I initially gave this four stars, but then changed it to three stars. This may seem harsh, but hear me out. There is lots that is good in the book. However, this book's focus is more on cartography and maps. And this is where it falls short. It does not address the issue of map based visualizations in any sort of depth. Not much space is devoted to the different types of map based visualizations - dot plots, qualitative and quantitative choropleths (color patches), heatmaps, proportional bars, 3D maps, maps with variable sized markers, isopleths, flow maps, dot-location maps, graduated symbol maps, and much, much, more. The other reason for deducting two stars is the fact that this book, in 2009, does read a bit dated. It is a beautifully laid out book, that almost falls into the coffee-table book category, but looking beyond that, the material does show its age. 10 or 15 years ago the rating would have been 4 or 5 stars. Perhaps unfair on my part...

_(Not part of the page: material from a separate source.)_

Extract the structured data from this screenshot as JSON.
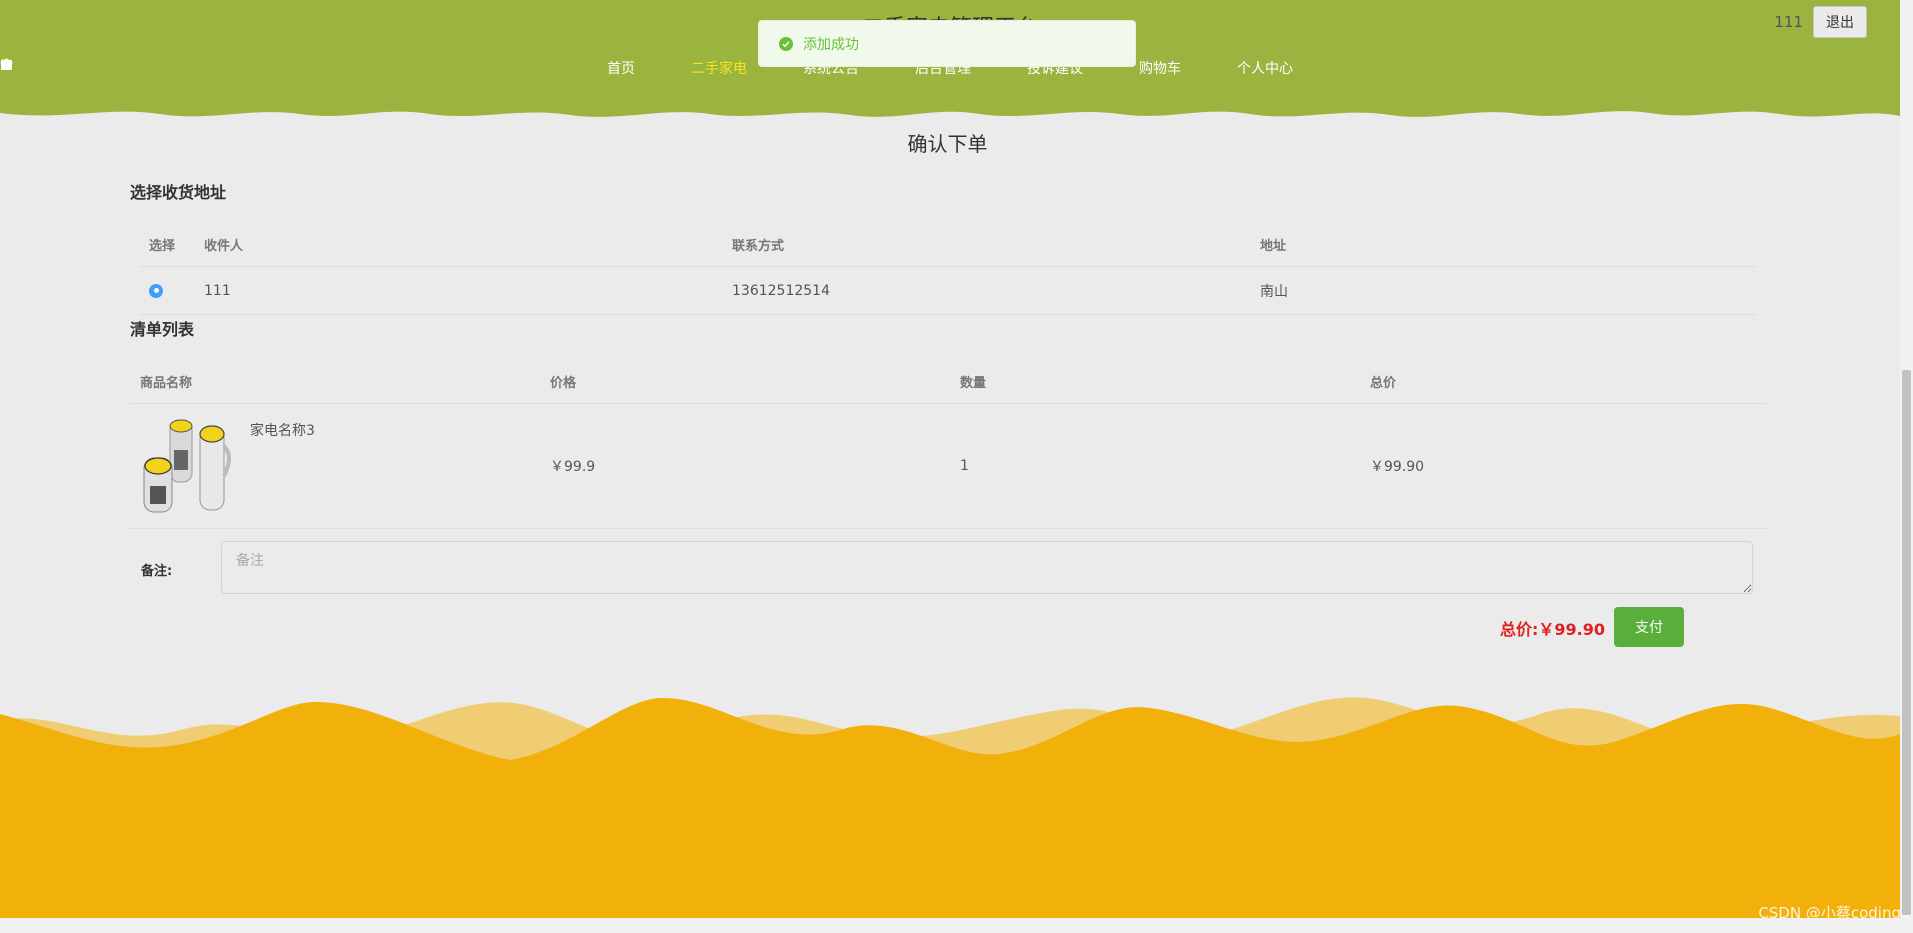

On the topic of spatial maps, Tufte highlights a problem that may emerge with conventional choropleths (blot maps): "(they)... paint over areas formed by given geographic or political boundaries ...Read more ›
This is not a "how to" book, but rather a group of inspiring examples showing any would be information designer the concepts behind the execution of these superb examples.The concepts are painstakingly argued and illustrated. Tufte is obsessed with quality - the book is printed on 100% rag paper using old fashioned lead type because he believes this yields the highest quality results. One of the best books I have ever read when it comes to visual design!

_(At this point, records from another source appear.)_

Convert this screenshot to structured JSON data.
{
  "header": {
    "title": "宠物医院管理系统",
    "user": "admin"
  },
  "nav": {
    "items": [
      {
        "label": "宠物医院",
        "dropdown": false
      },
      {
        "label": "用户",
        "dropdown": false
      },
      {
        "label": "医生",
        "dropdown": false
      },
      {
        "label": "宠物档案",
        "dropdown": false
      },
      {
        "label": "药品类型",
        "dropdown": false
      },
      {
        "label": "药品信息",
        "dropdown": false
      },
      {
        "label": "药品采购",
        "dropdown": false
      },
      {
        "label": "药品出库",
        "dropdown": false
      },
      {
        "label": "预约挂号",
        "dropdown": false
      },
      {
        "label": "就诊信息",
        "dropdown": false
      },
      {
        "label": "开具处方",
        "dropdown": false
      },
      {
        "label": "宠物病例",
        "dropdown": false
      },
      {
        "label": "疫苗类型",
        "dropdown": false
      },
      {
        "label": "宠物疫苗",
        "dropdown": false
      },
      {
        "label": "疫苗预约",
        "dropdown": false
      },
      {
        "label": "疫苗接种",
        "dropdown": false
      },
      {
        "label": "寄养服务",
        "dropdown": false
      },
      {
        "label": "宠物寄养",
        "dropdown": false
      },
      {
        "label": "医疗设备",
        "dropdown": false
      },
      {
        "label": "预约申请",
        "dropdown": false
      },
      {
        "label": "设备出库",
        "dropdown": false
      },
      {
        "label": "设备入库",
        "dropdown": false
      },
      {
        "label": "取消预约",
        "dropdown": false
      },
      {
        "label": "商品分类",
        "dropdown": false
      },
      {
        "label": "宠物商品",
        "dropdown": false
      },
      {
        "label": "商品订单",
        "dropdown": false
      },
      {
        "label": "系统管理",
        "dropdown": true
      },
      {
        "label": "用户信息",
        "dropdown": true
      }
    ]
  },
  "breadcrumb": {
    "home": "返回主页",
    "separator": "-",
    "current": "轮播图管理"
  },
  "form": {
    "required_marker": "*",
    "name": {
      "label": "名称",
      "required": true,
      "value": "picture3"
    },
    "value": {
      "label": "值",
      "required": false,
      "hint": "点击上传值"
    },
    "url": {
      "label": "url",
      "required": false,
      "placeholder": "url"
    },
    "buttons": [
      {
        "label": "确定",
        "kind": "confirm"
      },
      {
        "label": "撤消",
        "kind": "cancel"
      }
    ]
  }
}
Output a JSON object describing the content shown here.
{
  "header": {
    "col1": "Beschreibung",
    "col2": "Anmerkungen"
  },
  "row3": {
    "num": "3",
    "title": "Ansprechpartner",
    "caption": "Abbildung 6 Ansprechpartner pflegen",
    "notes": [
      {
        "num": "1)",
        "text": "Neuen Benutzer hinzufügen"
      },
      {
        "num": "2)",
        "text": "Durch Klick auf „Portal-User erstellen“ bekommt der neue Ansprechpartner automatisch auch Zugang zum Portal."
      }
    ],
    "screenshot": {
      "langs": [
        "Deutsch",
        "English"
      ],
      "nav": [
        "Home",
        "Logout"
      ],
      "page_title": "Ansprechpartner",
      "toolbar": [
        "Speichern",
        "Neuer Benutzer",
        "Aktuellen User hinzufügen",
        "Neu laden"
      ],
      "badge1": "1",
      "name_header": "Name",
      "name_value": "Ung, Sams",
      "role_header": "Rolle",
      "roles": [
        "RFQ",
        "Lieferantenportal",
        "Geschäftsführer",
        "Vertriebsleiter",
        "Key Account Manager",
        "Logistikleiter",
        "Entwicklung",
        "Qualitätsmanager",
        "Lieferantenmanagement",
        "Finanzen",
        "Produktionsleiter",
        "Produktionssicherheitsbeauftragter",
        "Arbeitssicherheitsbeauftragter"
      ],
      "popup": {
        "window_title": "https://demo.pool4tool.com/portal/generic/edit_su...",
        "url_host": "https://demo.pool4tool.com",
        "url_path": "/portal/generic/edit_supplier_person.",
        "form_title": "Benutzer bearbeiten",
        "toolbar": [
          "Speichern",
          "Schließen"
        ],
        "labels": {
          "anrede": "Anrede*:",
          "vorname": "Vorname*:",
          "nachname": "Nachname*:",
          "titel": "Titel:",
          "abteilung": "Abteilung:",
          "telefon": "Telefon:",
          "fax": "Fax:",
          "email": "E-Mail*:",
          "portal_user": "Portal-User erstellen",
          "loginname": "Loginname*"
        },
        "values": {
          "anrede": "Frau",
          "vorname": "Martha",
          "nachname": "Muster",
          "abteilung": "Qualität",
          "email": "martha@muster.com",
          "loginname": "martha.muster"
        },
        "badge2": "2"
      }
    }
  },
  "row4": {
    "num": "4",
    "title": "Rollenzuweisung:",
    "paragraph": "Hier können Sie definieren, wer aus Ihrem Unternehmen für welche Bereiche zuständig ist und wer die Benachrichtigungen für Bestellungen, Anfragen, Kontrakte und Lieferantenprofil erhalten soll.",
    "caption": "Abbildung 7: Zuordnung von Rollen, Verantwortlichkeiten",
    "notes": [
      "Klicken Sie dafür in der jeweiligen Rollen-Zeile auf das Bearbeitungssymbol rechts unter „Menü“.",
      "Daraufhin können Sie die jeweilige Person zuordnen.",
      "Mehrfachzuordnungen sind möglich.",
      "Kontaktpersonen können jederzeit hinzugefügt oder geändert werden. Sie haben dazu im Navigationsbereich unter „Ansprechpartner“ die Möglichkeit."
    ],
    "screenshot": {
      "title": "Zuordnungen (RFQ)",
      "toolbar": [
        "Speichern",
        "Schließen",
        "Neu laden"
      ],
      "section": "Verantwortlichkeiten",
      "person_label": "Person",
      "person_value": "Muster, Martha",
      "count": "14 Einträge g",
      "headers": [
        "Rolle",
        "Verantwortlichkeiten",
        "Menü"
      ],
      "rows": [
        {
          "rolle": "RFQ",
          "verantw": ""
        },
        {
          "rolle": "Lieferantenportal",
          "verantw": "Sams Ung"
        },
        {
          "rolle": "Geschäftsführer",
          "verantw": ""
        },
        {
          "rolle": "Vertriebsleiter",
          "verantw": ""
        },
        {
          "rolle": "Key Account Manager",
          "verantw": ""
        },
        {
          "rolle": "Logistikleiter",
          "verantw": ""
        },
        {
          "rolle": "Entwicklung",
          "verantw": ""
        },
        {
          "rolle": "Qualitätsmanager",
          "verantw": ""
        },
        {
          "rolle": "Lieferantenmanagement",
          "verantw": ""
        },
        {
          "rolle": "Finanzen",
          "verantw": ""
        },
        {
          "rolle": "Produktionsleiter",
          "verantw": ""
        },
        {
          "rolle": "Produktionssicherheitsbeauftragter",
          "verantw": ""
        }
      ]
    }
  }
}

For instance, in his chapter "Layering and Separation," Tufte dissects the problems with array of marshaling signals then reworks the presentation and provides a step-by-step explanation of his process. His coining of the wonderful notion of an "information prison" shows that his cleverness extends from the visual to the written.
As Tufte writes in his introduction, "The principles of information design are universal-like mathematics-and are not tied to unique features of a particular language or culture." He proves this point amply by drawing on myriad sources and examples.
His comments and insights of the power of color are especially enlightening, and if you have ever been subjected to a particularly hideous PowerPoint slide show where the presenter got more than a bit carried away with the technology, you will be agreeing more than disagreeing with the ideas here.
Finally, I acknowledge there is bound to be some sticker shock associated with Edward Tufte's books. But if you consider the amount and quality of color (which requires special press runs), the quality of the paper, the amount of press time (Tufte oversees and approves the printing), and the vast scope of timeless information contained in each book, then these books are a deal.
Most Recent Customer Reviews
An interesting walk through different types of graphics. From my perspective - the aesthetic part is not always clear for me - but you can't deny the infographics are really... Read morePublished 3 months ago by Agata
This book's content is challenging and Tufte's prose is difficult to understand at times. The content is very interesting and many examples are provided to compliment the... Read morePublished 4 months ago by Amazon Customer
Not for the faint hearted. This compex examination of the power of visual representation exhausts the mind with discoveries.Published 4 months ago by Bookslut
The first of several excellent books on the subject. His passion is in every drop of ink on these pages. Get'em all - I did.Published 14 months ago by R. S. Lloyd